When it comes to combination products, the Pension Protection Act changed the rules on taxable distributions, allowing policyholders to withdraw money from the base policy to fund long term care without having to worry about taking a tax hit.
“What used to happen was when the long term care portion of the policy collected money from the base policy, that was considered a taxable distribution from the policy,” said Jason Goetze, an LTCI specialist in the greater Milwaukee area. “If the total premium for the life insurance was $2,000, and the long term care portion was $1,000, then in essence, what’s happening is you’re putting $2,000 in the life insurance and the life insurance is paying $1,000 to the long term care. The IRS viewed that as a taxable distribution.”
Another benefit of the PPA is that it may force insurers to redevelop their combination products. Before the PPA, said Goetze, most products tied a long term care benefit to the base policy values — meaning a policyholder with a $250,000 life insurance policy would have $250,000 in long term care benefits. Many companies began redesigning existing products and rolling out new ones after the PPA was passed in 2006, and Goetze expects even more innovation over time.
“With the Pension Protection Act, companies are taking a second look at how that long term care portion is defined,” he said, “because now, they can charge more tax distribution, so they can make it a more meaningful long term care benefit.”
For more information on combination products and how they could change your practice, see “Combination Products: More Than Meets the Eye.”
Christina Pellett is the editor of the Agent’s Sales Journal.

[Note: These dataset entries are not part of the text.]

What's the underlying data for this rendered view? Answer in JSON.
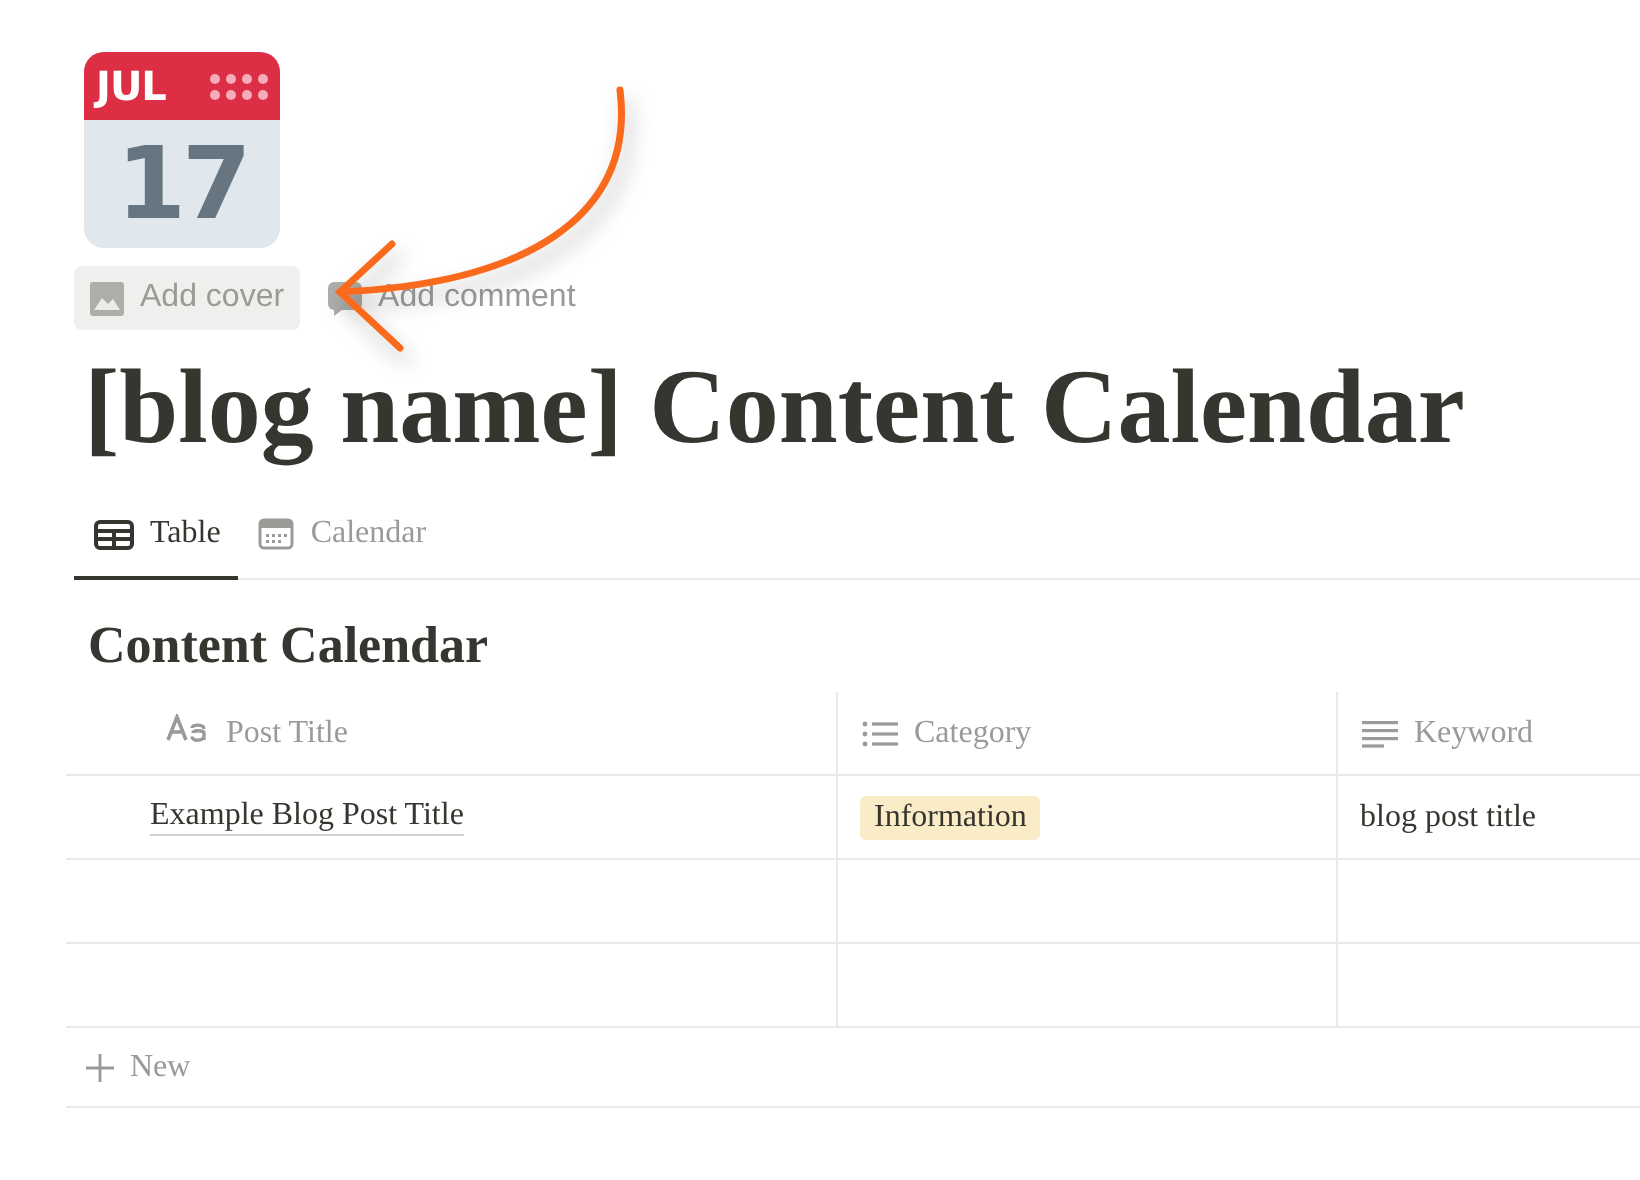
{
  "page_icon": {
    "month": "JUL",
    "day": "17"
  },
  "page_actions": [
    {
      "label": "Add cover",
      "kind": "cover",
      "hovered": true
    },
    {
      "label": "Add comment",
      "kind": "comment",
      "hovered": false
    }
  ],
  "title": "[blog name] Content Calendar",
  "views": [
    {
      "label": "Table",
      "kind": "table",
      "selected": true
    },
    {
      "label": "Calendar",
      "kind": "calendar",
      "selected": false
    }
  ],
  "database": {
    "title": "Content Calendar",
    "columns": [
      {
        "label": "Post Title",
        "kind": "title"
      },
      {
        "label": "Category",
        "kind": "select"
      },
      {
        "label": "Keyword",
        "kind": "text"
      }
    ],
    "rows": [
      {
        "post_title": "Example Blog Post Title",
        "category": {
          "label": "Information",
          "color": "#fbecc8"
        },
        "keyword": "blog post title"
      },
      {},
      {}
    ],
    "new_row_label": "New"
  }
}
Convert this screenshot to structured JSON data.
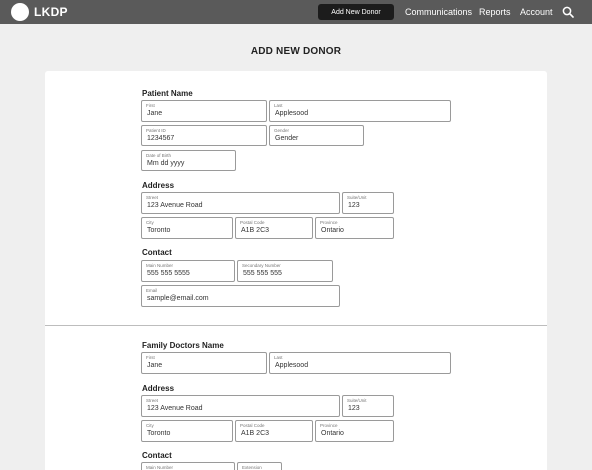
{
  "header": {
    "brand": "LKDP",
    "add_donor_label": "Add New Donor",
    "nav": [
      "Communications",
      "Reports",
      "Account"
    ]
  },
  "page": {
    "title": "ADD NEW DONOR"
  },
  "patient": {
    "title": "Patient Name",
    "first": {
      "label": "First",
      "value": "Jane"
    },
    "last": {
      "label": "Last",
      "value": "Applesood"
    },
    "patient_id": {
      "label": "Patient ID",
      "value": "1234567"
    },
    "gender": {
      "label": "Gender",
      "value": "Gender"
    },
    "dob": {
      "label": "Date of Birth",
      "value": "Mm dd yyyy"
    }
  },
  "address1": {
    "title": "Address",
    "street": {
      "label": "Street",
      "value": "123 Avenue Road"
    },
    "suite": {
      "label": "Suite/Unit",
      "value": "123"
    },
    "city": {
      "label": "City",
      "value": "Toronto"
    },
    "postal": {
      "label": "Postal Code",
      "value": "A1B 2C3"
    },
    "province": {
      "label": "Province",
      "value": "Ontario"
    }
  },
  "contact1": {
    "title": "Contact",
    "main": {
      "label": "Main Number",
      "value": "555 555 5555"
    },
    "secondary": {
      "label": "Secondary Number",
      "value": "555 555 555"
    },
    "email": {
      "label": "Email",
      "value": "sample@email.com"
    }
  },
  "doctor": {
    "title": "Family Doctors Name",
    "first": {
      "label": "First",
      "value": "Jane"
    },
    "last": {
      "label": "Last",
      "value": "Applesood"
    }
  },
  "address2": {
    "title": "Address",
    "street": {
      "label": "Street",
      "value": "123 Avenue Road"
    },
    "suite": {
      "label": "Suite/Unit",
      "value": "123"
    },
    "city": {
      "label": "City",
      "value": "Toronto"
    },
    "postal": {
      "label": "Postal Code",
      "value": "A1B 2C3"
    },
    "province": {
      "label": "Province",
      "value": "Ontario"
    }
  },
  "contact2": {
    "title": "Contact",
    "main": {
      "label": "Main Number",
      "value": ""
    },
    "extension": {
      "label": "Extension",
      "value": ""
    }
  },
  "icons": {
    "search": "search-icon",
    "logo": "logo-circle"
  },
  "colors": {
    "header_bg": "#5a5a5a",
    "button_bg": "#1c1c1c",
    "page_bg": "#efefef"
  }
}
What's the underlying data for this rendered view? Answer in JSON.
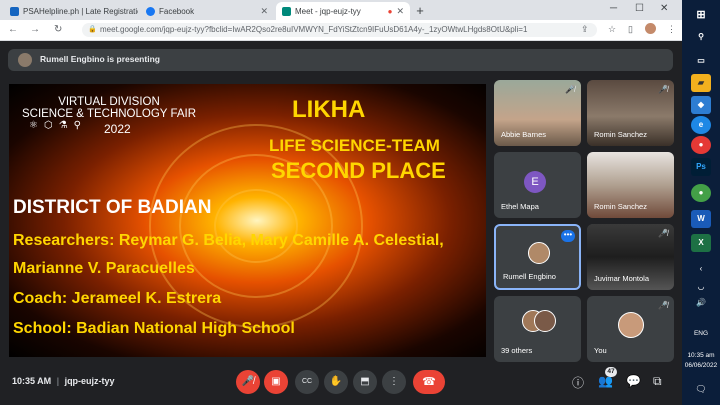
{
  "tabs": [
    {
      "title": "PSAHelpline.ph | Late Registratio",
      "color": "#1565c0"
    },
    {
      "title": "Facebook",
      "color": "#1877f2"
    },
    {
      "title": "Meet - jqp-eujz-tyy",
      "color": "#00897b"
    }
  ],
  "url": "meet.google.com/jqp-eujz-tyy?fbclid=IwAR2Qso2re8uIVMWYN_FdYiStZtcn9IFuUsD61A4y-_1zyOWtwLHgds8OtU&pli=1",
  "presenting": "Rumell Engbino is presenting",
  "slide": {
    "event_title": "VIRTUAL DIVISION\nSCIENCE & TECHNOLOGY FAIR",
    "year": "2022",
    "title": "LIKHA",
    "category": "LIFE SCIENCE-TEAM",
    "place": "SECOND PLACE",
    "district": "DISTRICT OF BADIAN",
    "researchers_1": "Researchers: Reymar G. Belia, Mary Camille A. Celestial,",
    "researchers_2": "Marianne V. Paracuelles",
    "coach": "Coach: Jerameel K. Estrera",
    "school": "School: Badian National High School"
  },
  "participants": [
    {
      "name": "Abbie Barnes"
    },
    {
      "name": "Romin Sanchez"
    },
    {
      "name": "Ethel Mapa",
      "initial": "E"
    },
    {
      "name": "Romin Sanchez"
    },
    {
      "name": "Rumell Engbino"
    },
    {
      "name": "Juvimar Montola"
    },
    {
      "name": "39 others"
    },
    {
      "name": "You"
    }
  ],
  "meeting": {
    "time": "10:35 AM",
    "separator": "|",
    "code": "jqp-eujz-tyy",
    "people_count": "47"
  },
  "taskbar": {
    "lang": "ENG",
    "time": "10:35 am",
    "date": "06/06/2022"
  }
}
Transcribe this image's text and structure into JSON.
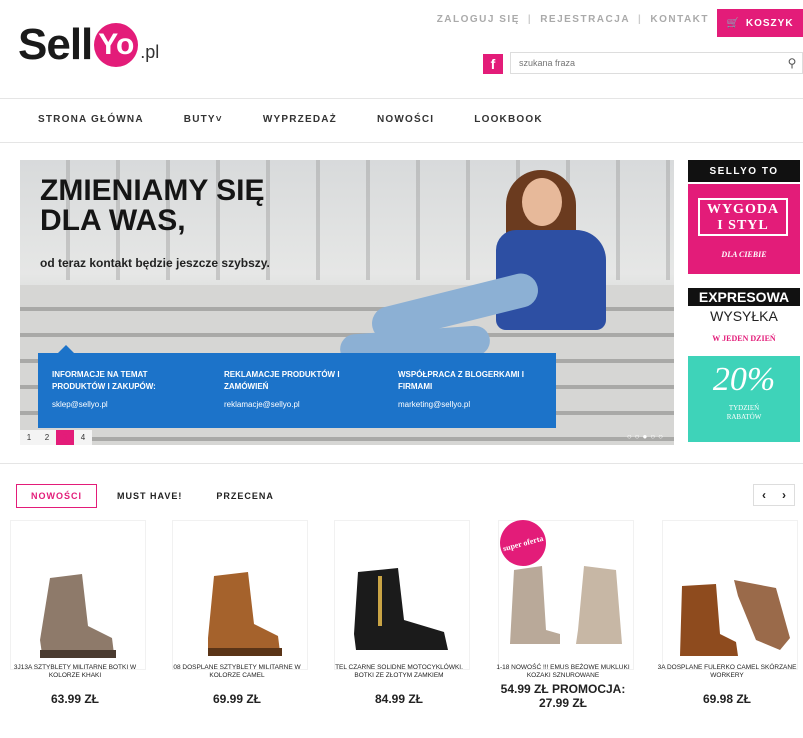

She can be reached at 800-933-9449 ext. 226 or [email protected].